By: Mike Bush
Eureka, Mo. (KSDK) --There's nothing quite as eloquent as the conversation between a child and her pets.
Acceptance can make for a meaningful friendship.
If 10-year-old Taylor Branson had her way every stray would have a home. Hers.
"We will be walking down the street and she'll see a puppy. If it's growling, foaming at the mouth she'll say, "daddy can I pet it?, " says Taylor's father Dan Branson.
In her house, Taylor has 1 dogs, 3 cats and a fish.
Despite all these distractions, Taylor has a lot of two legged friends too including her brother Corey. And she loves school
"She's amazing in school. She has all A's and B's, " says her mom Julie.
She just started the 5th grade which is something doctors told her parents wouldn't happen.
Shortly after Taylor was born, the Branson's became concerned.
"She never crawled, " says her father. "She'd roll over. Six to eight months she wasn't trying to crawl or anything."
At first, doctors thought she was just slow to develop but tests revealed something much more serious. One afternoon, in making the diagnosis a doctor uttered the three ugliest words the Branson's ever heard. Spinal Muscular Atrophy.
"Your life kind of passes in front of you, " says Julie.
SMA is a progressive disease that causes muscle degeneration and weakness. Eventually, it can take away the ability to breathe.
"He said life expectancy was six, " recalls Dan.
But the Branson's say, their outlook changed after making one phone call.
"Once we got in with the Muscular Dystrophy Association clinic and all of that, they are so positive, " explains Julie.
The Muscular Dystrophy Association has been dedicated to finding treatment and cures for neuromuscular diseases for more than 50 years. With their help, girls with SMA type 2 like Taylor are living better quality and much longer lives.
"They're always at the other end of the line, ' says Julie.
So these days when Taylor leaves her pets and goes out of the house, you can often find her out at the corral. On top of a horse.
"It's amazing to watch her on a horse. She just lights up, " says Julie.
You don't need big muscles to feel strong. That can happen sitting in a saddle.
"It simulates walking for her. So it works her hips and all the muscles in her body, " says Dan.
These days Taylor's even thinking about what she's going to be when she grows up.
As you might expect, at first, she wanted to be a veterinarian but now she's not sure that's such a good idea.
"Cause I don't like to give animals shots, " says Taylor.
The Branson's have hope that some day soon, MDA researchers will find a cure for Taylor and all patients affected by SMA.
"We're so close to it that the treatment is a sugar cube, " says Julie. "And they know the city and the state and the grocery store and the aisle and the shelf.

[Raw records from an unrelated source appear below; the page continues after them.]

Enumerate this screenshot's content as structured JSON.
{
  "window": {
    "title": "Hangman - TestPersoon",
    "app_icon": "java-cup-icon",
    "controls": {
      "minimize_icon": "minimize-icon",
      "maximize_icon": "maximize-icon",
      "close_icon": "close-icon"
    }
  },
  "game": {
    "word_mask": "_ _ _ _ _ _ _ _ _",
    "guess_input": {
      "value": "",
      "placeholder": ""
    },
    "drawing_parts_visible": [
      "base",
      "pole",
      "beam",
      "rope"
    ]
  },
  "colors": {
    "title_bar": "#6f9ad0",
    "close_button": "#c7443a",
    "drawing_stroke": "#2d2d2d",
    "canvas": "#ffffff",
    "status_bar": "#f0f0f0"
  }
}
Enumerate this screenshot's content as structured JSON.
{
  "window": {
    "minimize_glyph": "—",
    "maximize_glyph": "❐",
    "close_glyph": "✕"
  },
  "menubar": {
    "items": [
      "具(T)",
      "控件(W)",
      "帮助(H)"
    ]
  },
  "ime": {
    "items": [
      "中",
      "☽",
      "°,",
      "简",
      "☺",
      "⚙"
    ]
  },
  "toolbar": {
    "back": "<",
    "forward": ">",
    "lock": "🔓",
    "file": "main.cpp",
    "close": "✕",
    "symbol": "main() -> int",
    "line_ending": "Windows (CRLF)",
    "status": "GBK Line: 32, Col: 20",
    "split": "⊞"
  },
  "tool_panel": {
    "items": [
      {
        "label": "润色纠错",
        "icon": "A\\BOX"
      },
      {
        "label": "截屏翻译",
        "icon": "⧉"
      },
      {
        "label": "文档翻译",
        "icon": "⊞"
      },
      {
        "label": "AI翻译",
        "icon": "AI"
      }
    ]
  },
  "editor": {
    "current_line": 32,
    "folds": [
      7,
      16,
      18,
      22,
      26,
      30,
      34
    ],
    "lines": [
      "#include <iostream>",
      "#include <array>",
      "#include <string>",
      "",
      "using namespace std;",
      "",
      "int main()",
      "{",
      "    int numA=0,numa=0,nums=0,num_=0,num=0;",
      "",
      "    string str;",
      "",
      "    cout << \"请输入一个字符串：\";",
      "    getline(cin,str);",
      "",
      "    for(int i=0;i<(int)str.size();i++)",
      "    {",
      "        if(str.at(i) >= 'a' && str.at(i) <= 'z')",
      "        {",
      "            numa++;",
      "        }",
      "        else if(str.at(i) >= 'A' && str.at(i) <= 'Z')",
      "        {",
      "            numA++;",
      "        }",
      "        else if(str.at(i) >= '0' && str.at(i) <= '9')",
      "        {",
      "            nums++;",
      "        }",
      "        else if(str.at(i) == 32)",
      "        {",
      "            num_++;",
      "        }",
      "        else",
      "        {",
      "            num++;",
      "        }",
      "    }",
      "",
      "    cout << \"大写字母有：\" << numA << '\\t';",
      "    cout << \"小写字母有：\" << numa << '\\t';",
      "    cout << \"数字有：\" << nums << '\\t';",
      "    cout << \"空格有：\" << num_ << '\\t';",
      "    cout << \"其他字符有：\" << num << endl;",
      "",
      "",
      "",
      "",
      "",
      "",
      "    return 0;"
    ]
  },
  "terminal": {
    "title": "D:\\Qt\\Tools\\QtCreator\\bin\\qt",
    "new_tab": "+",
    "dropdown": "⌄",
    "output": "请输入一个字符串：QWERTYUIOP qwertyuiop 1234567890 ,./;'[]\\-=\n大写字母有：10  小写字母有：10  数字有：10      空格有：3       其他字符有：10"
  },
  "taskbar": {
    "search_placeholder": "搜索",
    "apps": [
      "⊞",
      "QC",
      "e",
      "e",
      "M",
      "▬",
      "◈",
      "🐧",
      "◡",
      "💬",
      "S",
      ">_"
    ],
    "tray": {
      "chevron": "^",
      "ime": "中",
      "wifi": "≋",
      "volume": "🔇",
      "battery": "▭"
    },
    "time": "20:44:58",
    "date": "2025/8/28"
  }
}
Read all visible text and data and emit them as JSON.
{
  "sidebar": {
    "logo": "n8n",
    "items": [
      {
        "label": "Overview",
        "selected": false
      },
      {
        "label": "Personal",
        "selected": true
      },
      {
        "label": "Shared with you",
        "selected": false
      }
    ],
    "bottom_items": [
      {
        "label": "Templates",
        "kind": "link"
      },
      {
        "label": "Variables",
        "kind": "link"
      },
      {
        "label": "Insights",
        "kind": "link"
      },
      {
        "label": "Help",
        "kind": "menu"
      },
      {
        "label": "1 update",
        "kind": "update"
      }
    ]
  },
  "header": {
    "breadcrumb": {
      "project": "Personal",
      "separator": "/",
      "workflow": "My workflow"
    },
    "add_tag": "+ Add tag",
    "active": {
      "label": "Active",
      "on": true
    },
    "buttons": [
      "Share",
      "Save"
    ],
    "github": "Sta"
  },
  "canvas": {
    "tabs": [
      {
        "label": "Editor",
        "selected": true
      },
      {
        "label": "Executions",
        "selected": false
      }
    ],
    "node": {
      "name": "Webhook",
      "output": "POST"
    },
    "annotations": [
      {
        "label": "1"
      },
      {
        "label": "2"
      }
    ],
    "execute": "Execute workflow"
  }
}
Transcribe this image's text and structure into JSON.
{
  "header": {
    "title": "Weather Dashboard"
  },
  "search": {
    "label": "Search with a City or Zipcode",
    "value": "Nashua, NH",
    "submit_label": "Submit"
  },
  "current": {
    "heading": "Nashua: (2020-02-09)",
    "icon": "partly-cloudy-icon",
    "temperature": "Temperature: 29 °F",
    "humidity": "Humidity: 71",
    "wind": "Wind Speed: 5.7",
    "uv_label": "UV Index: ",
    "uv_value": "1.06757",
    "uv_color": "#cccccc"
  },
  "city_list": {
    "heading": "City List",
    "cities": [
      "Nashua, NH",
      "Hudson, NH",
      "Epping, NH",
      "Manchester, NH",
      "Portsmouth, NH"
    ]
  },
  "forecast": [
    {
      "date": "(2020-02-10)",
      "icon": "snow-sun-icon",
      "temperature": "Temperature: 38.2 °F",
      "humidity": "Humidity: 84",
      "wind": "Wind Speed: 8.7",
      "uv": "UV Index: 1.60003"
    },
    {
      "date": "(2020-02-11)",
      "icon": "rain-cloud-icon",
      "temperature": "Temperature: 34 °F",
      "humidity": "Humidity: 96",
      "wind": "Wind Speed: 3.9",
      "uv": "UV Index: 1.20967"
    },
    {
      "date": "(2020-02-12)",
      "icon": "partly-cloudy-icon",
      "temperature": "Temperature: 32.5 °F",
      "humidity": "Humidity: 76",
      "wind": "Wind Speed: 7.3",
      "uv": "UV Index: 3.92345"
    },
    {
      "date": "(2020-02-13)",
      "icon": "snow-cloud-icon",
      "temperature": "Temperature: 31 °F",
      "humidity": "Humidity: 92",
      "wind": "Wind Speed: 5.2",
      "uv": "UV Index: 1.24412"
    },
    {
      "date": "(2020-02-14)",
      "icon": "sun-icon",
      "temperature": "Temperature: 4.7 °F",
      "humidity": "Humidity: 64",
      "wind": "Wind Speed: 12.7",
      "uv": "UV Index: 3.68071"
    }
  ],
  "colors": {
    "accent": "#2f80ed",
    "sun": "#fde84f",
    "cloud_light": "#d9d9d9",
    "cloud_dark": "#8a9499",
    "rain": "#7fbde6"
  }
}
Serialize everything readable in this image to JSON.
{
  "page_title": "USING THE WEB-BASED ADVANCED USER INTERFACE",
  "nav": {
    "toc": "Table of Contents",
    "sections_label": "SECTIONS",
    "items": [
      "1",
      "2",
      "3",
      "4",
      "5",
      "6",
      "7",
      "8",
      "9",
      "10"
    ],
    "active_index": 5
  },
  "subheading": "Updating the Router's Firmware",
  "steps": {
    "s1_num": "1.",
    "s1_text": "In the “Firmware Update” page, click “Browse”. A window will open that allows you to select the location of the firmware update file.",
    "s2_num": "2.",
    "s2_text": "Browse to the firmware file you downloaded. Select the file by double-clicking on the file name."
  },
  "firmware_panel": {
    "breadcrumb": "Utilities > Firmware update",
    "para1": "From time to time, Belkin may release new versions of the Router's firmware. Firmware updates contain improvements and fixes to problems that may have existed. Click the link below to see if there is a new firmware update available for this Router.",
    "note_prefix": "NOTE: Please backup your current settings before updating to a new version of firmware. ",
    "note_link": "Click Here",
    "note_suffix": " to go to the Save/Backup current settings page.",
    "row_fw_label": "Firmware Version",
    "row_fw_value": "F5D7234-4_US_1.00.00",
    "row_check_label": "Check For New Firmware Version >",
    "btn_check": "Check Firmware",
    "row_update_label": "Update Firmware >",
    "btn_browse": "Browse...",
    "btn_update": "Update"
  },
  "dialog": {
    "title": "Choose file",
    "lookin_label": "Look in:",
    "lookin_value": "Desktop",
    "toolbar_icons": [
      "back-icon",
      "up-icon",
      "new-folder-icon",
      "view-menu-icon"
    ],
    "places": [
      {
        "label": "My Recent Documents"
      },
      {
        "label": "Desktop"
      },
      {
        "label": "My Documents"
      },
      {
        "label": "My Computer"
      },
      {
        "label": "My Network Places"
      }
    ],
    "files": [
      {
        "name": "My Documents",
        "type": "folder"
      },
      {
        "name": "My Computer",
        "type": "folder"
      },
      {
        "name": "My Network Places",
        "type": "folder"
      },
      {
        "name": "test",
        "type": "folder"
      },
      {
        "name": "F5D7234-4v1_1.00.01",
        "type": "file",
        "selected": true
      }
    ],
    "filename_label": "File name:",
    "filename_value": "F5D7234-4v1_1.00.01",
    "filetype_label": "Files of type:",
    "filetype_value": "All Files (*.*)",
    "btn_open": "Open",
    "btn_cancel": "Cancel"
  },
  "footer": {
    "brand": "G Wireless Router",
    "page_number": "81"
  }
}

They just don't know which box it's in."
In the meantime, one little girl is determined that every dog will have it's day. With Taylor.